But Hajnal's data analysis also contradicts these arguments. Looking at economic well-being under presidential administrations from 1948 to 2010, Hajnal found that Black family income increased by an average of $895 per person under Democratic presidents and by only $142 under Republicans. Moreover, white income increased by an average of $452 more under Democrats than Republicans. Poverty rates and unemployment rates (which fell for both Black and white people under Democrats and rose under Republicans) tell a similar story.
Both white people and Black people benefit under Democratic administrations, though Black people benefit significantly more. So much more, in fact, that Hajnal told me that "if Democrats had been in power over the entire last half-century, we might have seen racial economic inequality disappear." It's difficult to prove or disprove that kind of counterfactual, but Hajnal's evidence does show clearly that Black people benefit greatly under Democratic administrations and that white people also benefit more than they do under Republican governments. Democratic presidents improve everyone's economic well-being.
Keeping Republicans out of office is very difficult, though, if white people want them in. American demographics are changing, and census data suggest the U.S. will be a majority-minority nation by 2045. Even so, Hajnal said, white people have higher turnout rates, more money and more power. "It's still the case and will be the case for perhaps decades to come that whites will be able to control many of the outcomes in the political sphere, especially if whites become more united," he told me.
Whites have, in fact, steadily moved away from Democrats. The parties polarized around race after Democrats supported civil rights in the 1960s. But while President Bill Clinton won 49 percent of white voters in 1996, John Kerry won only 41 percent in 2004, and Hillary Clinton won only 39 percent in 2016.
Part of this continuing shift toward Republicans has to do with the GOP's anti-immigrant stance.
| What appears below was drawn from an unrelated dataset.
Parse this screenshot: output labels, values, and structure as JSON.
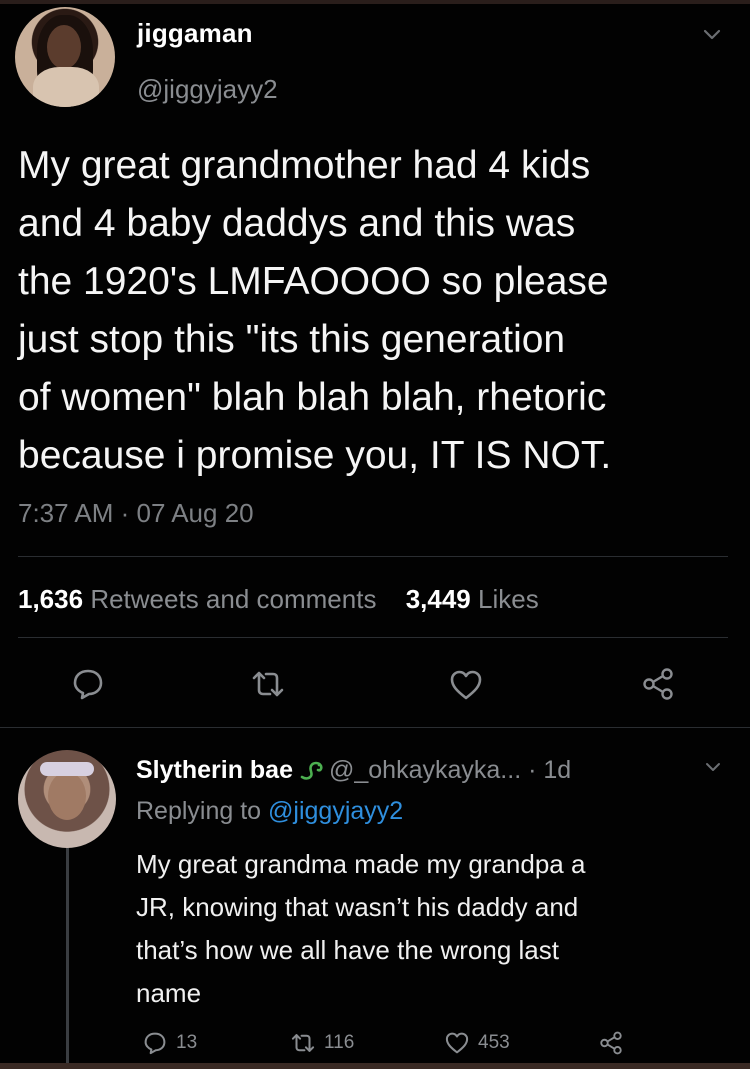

In 2008, for example, white people with negative views of immigration were 55 percent more likely to vote for John McCain than Obama, Hajnal found. Moreover, the American National Election Study showed that 64 percent of white Democrats believe that immigrants take jobs away from Americans. That means there are many white Democrats who could conceivably be recruited by Republican anti-immigrant demagoguery. There is still room for further racial polarization in the electorate.
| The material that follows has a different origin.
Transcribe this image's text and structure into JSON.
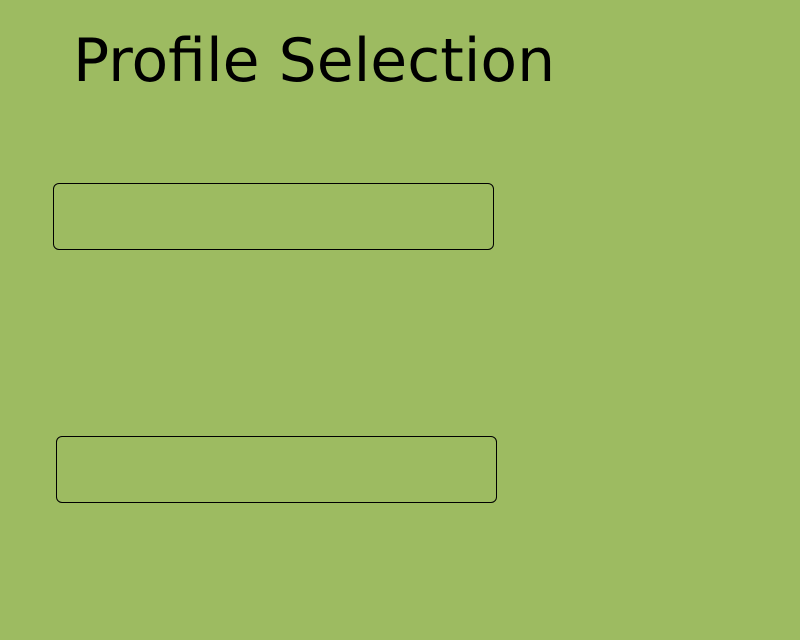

Trump is counting on that polarization, as Republicans have done for more than 50 years.
Trump is counting on that polarization, as Republicans have done for more than 50 years. "Trump is in many ways not unusual at all," Hajnal told me. Racism and racial division have been a core promise of Republicans to their increasingly white voters since the civil rights era. Democrats, meanwhile, have promised racial equality — and to a surprising extent have delivered on that promise when they have been in power.
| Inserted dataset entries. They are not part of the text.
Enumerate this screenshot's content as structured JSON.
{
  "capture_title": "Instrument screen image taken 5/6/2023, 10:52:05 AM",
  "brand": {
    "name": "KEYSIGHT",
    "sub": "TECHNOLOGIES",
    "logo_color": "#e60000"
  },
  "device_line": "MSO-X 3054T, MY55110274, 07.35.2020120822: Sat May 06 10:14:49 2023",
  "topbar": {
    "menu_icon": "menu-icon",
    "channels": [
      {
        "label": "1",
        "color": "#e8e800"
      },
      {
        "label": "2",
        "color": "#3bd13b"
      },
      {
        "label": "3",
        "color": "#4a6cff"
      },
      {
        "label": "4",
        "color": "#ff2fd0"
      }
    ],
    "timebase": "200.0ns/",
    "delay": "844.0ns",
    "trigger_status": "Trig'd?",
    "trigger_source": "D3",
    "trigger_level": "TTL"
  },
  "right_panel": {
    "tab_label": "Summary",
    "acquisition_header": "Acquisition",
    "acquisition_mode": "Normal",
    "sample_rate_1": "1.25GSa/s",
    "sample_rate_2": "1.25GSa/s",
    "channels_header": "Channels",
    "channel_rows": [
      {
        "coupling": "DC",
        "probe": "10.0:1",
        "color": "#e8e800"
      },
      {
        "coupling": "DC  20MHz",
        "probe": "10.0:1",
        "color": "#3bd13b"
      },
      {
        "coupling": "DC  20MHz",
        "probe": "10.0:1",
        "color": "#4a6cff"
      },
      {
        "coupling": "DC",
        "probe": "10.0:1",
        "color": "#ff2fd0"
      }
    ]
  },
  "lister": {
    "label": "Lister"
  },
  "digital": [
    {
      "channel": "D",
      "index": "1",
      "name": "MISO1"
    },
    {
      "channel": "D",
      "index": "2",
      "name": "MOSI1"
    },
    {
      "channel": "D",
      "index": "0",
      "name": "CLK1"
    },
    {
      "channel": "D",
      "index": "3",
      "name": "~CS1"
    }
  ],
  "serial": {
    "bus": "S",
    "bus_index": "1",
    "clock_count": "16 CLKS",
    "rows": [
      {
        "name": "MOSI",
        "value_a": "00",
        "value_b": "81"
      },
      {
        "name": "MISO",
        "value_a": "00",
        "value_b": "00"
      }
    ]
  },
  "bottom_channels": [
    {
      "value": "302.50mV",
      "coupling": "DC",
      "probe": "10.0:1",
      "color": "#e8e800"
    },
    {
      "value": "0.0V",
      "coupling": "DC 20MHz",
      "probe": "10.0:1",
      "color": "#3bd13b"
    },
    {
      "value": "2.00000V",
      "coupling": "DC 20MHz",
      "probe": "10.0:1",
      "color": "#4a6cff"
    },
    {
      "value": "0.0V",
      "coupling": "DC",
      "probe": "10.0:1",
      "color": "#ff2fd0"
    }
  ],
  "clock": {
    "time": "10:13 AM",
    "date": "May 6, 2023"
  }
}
This is not to say that there are no other differences between the parties. Nor is it to say that all Democratic politicians are perfect or that they are all committed to egalitarian goals. During the primary season, proposals by Democratic candidates like Sens. Bernie Sanders and Elizabeth Warren highlighted ways the party could do better to expand access to health care, strengthen unions and make education and housing available to all. The recent protests against police forces under the control of many Democratic mayors show that Democratic administrations are frequently implicated in structural racism.
But for all the Democrats' failures, Hajnal's research does offer voters and the country a clear, stark choice. Republicans increasingly stand for white dominance. Democrats increasingly stand for equality for all. Trump's tweeting and public statements do not even try to hide this fact; rather, they offer a steady stream of naked appeals to racist, classist bias. This November, we'll see which option the country chooses.